- Avoid sitting at a desk or in an office.
- Have job security realizing your position can’t be outsourced.
- Be your own boss and own your own successful business.
How to Become an HVAC Technician
To become an HVAC technician, you should have a high school diploma or GED, in addition to in-depth training. Other more specialized (and higher paying) HVAC positions typically require additional schooling or endorsements.
You can be certified by going to classes at a community college or trade school. How long it takes to become an HVAC technician is linked to the program, which is typically six months to two years. Your employer could also require NATE certification.

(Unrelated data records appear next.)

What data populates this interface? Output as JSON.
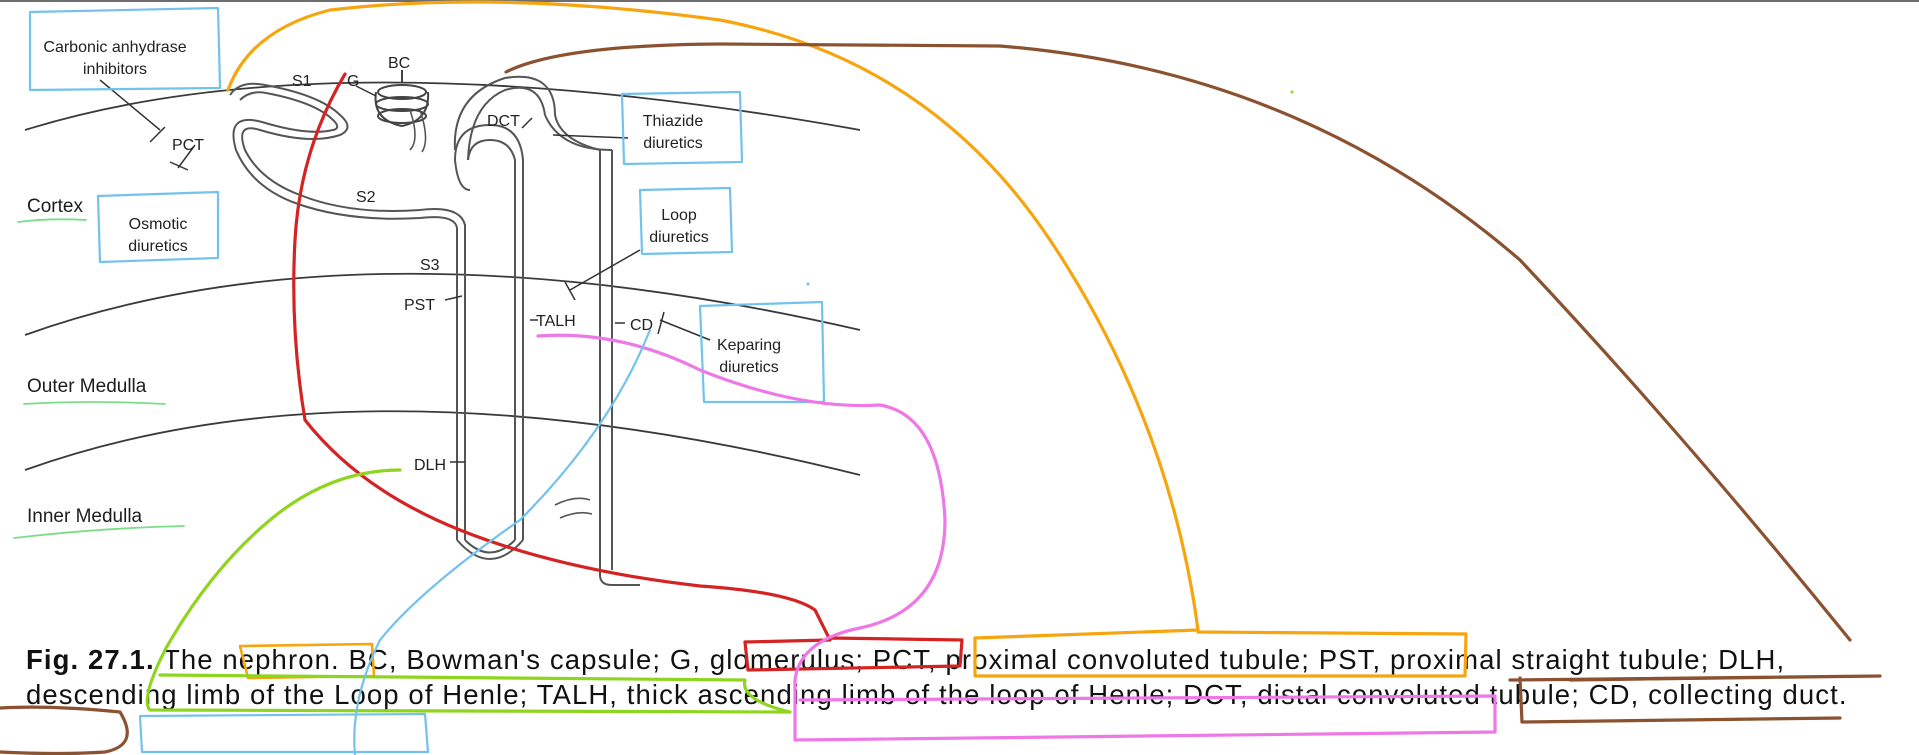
{
  "zones": {
    "cortex": "Cortex",
    "outer_medulla": "Outer Medulla",
    "inner_medulla": "Inner Medulla"
  },
  "segments": {
    "s1": "S1",
    "g": "G",
    "bc": "BC",
    "pct": "PCT",
    "dct": "DCT",
    "s2": "S2",
    "s3": "S3",
    "pst": "PST",
    "talh": "TALH",
    "cd": "CD",
    "dlh": "DLH"
  },
  "drug_boxes": {
    "carbonic": [
      "Carbonic anhydrase",
      "inhibitors"
    ],
    "osmotic": [
      "Osmotic",
      "diuretics"
    ],
    "thiazide": [
      "Thiazide",
      "diuretics"
    ],
    "loop": [
      "Loop",
      "diuretics"
    ],
    "ksparing": [
      "Keparing",
      "diuretics"
    ]
  },
  "caption": {
    "fig": "Fig. 27.1.",
    "text": "The nephron. BC, Bowman's capsule; G, glomerulus; PCT, proximal convoluted tubule; PST, proximal straight tubule; DLH, descending limb of the Loop of Henle; TALH, thick ascending limb of the loop of Henle; DCT, distal convoluted tubule; CD, collecting duct."
  },
  "colors": {
    "red": "#d42323",
    "orange": "#f6a50f",
    "brown": "#8a5230",
    "pink": "#ee78e6",
    "green": "#8fd41f",
    "blue": "#72c2ec",
    "zone_underline": "#7ddc8a"
  }
}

Known as North American Technician Excellence, this industry-leading certification increases your technical expertise to help you better serve customers.
Career Explorer reports that technicians who have expertise with tablets, electronics and troubleshooting will be in great demand as equipment evolves.
Another benefit of working in HVAC is little to no educational debt.
According to Midwest Technical Institute, attending a technical or trade school typically runs around $15,000. A community college often costs around $5,000 annually. By comparison, the average student debt for a bachelor’s degree is $25,921.
A Day in the Life of an HVAC Technician
Your work schedule could vary depending on your employer. If you do repairs, you could work early, late or be on call. If you work in construction/home building or management, you might have more of a fixed schedule during normal business hours.
As a technician, you’ll go to different locations for repair, maintenance or installation work. Some tasks may require more time than others, so the number of calls you can take care of may vary.
As we went over before, you should be comfortable working outdoors in extreme weather, as well as in dirty or cramped spaces. If you work in a customer-facing role, good customer service skills are always a plus.
Average Salary for HVAC Technicians and Other HVAC Careers
As HVAC is a fast-growing career, your salary will mirror it. The national average salary for an HVAC technician is $49,242, according to ZipRecruiter. Top earners make between $56,600 and $68,000. However, salaries may fluctuate based on your stateand its cost of living.
Aside from owning your own business, there are several other other career opportunities. These involve:
- HVAC manager, $72,515 average salary
- HVAC service manager, $71,176 average salary
Where HVAC Technicians Are in High Demand
HVAC technicians are needed across the United States, but even more so in Florida, California, Texas, New York and Illinois. According to hvacclasses.org, these states employ the highest number of HVAC workers and are dealing with explosive construction growth. Here’s why:
- Florida: Hurricanes, educational and healthcare locations.
- California: Wildfires, transportation, energy and utility upgrades.
- Texas: Hurricanes, energy, utility and other infrastructure updates.
- New York: Residential and infrastructure updates.
- Illinois: Companies flocking to the Chicago area.
Where HVAC Technicians Will Be in High Demand in the Future
Projections Central, who makes long-term occupational projections, expects these states to have the greatest demand for technicians by 2028:
- Utah, 31.1%
- Colorado, 29.7%
- Nevada, 27.9%
- Arizona, 21.4%
- Iowa, Oregon and Montana, 18.5%
- Arkansas, 16.3%
- Florida, 16.2%
- South Carolina, 16%
- Texas, 15.9%
- Idaho, 15.7%
- Washington, 15.6%
- North Carolina, 15.5%
- Tennessee, 15.2%
- Wyoming, 14.3%
- Nebraska, 13.9%
- Indiana, 13.8%
- North Dakota, 13.8%
Here’s where the highest number of new openings during that time frame are anticipated to be:
- Florida, 5,420
- Texas, 5,530
- California, 4,100
- North Carolina, 2,510
- New York, 2,290
- Colorado, 2,000
- Ohio, 1,550
- Pennsylvania, 1,510
- Virginia, 1,500
- Tennessee, 1,360
- Washington, 1,290
- Georgia, 1,270
- New Jersey, 1,170
- Utah, 1,170
- South Carolina, 1,1060
- Indiana, 940
- Maryland, 820
- Missouri and Arizona, 810
- Michigan, 780
Weather and economic growth is expected to feed increases in these states, according to hvacclasses.org.
Build Your HVAC Career with Miller Climate Control LLC
HVAC technicians are needed across the USA and in Georgetown. To find out more about our openings, view our careers page or call us at 512-937-2001 today!